In another set of experiments, my colleagues at the University of Southern California and I found evidence that toddlers can even anticipate how others will feel when their expectations are disappointed. We acted out several puppet shows in front of two-year-old children. In these puppet shows, a protagonist (Cookie Monster) left his precious belongings (cookies) on stage and later returned to fetch them. What the protagonist did not know was that an antagonist had come and messed with his possessions. The children had witnessed these acts and attentively watch the protagonist return.
In the ‘False Belief’ section, Cookie Monster returns after his cookies were removed; the child’s reaction is a furrowed brow and biting her lip. In the ‘True Belief’ section, the child calmly follows the story with curiosity and interest, but no tension, when a protagonist returns, already in the know about what happened in her absence.

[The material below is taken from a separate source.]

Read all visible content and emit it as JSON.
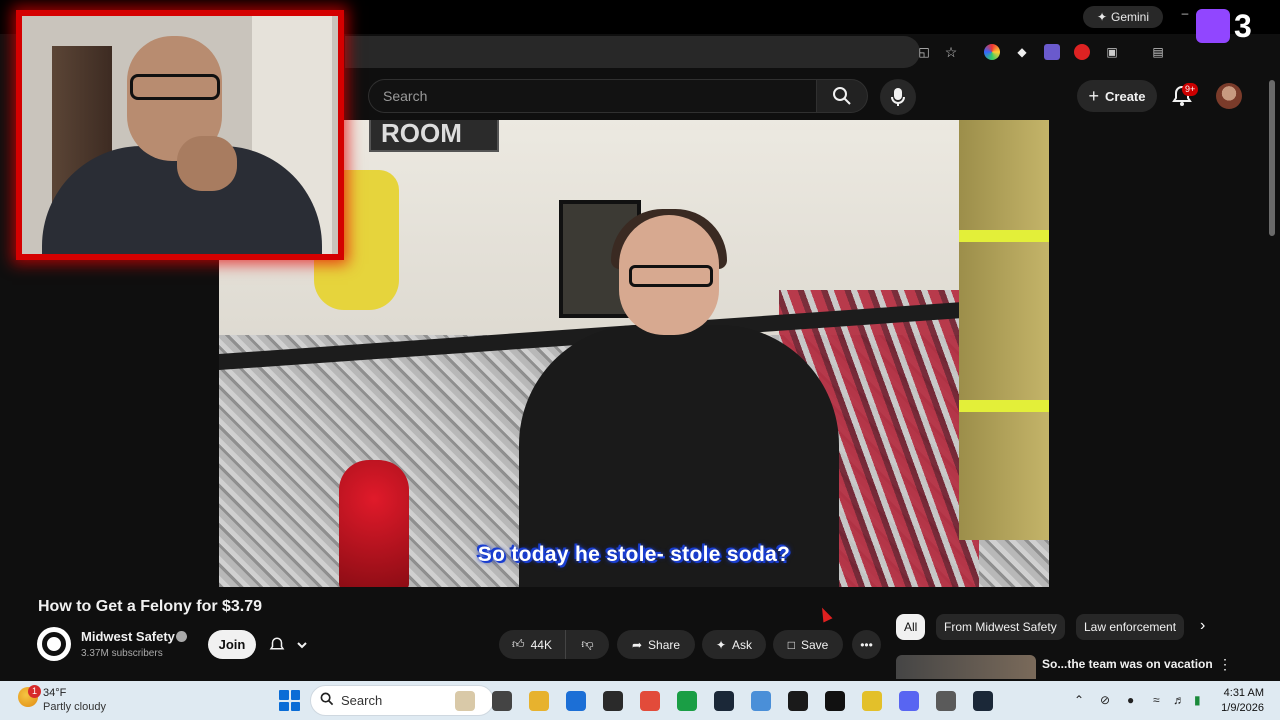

We recorded children’s facial and bodily expressions. Children bit their lips, wrinkled their nose or wiggled in their chair when the protagonist came back, as if they anticipated the bewilderment and disappointment he was about to experience. Importantly, children showed no such reactions and remained calm when the protagonist had seen the events himself and thus knew what to expect. Our study reveals that by the tender age of two, kids not only track what others believe or expect; they can even foresee how others will feel when they discover reality.
Studies like these reveal that there is much more going on in toddlers’ and even infants’ minds than was previously believed. With the explicit measures used by Piaget and successors, these deeper layers of kids’ understanding cannot be accessed. The new investigative tools demonstrate that kids know more than they can say: when we scratch beneath the surface, we find a fledgling understanding of relations and perspectives that Piaget probably did not dream of.
Old ways have value, too
Despite these obvious advances in the study of young children’s thinking, it would be a grave mistake to dismiss the careful and systematic analyses compiled by Piaget and others before the new tests dominated the scene. Doing so would be like throwing out the baby with the bathwater, because the original methods revealed essential facts about how children think – facts that the new, “minimalist” methods cannot uncover.
There’s no consensus in today’s community about how much we can infer from a look, a grimace or a hand gesture. These behaviors clearly indicate a curiosity about what goes on in the mind of others, and probably a set of early intuitions coupled with a willingness to learn more. They pave the way to richer and more explicit forms of understanding of the minds of other. But they can in no way replace the child’s growing ability to articulate and refine her understanding of how people behave and why.
Piaget may have underestimated infants’ cognitive powers, perhaps for lack of modern tools. But his insights into how a child gradually comes to grasp the world around her and understand that she is a person among a community of other persons remain as inspiring as they were 50 years ago. Today’s challenge for us developmental scholars is to integrate the new with the old, and understand how infants’ sensitivity to other minds gradually develops into a full-blown understanding of other persons as distinct from, and yet similar to, oneself.
Henrike Moll is an Assistant Professor in Developmental Psychology at the University of Southern California – Dornsife College of Letters, Arts and Sciences. This article was originally published on The Conversation. Read the original article.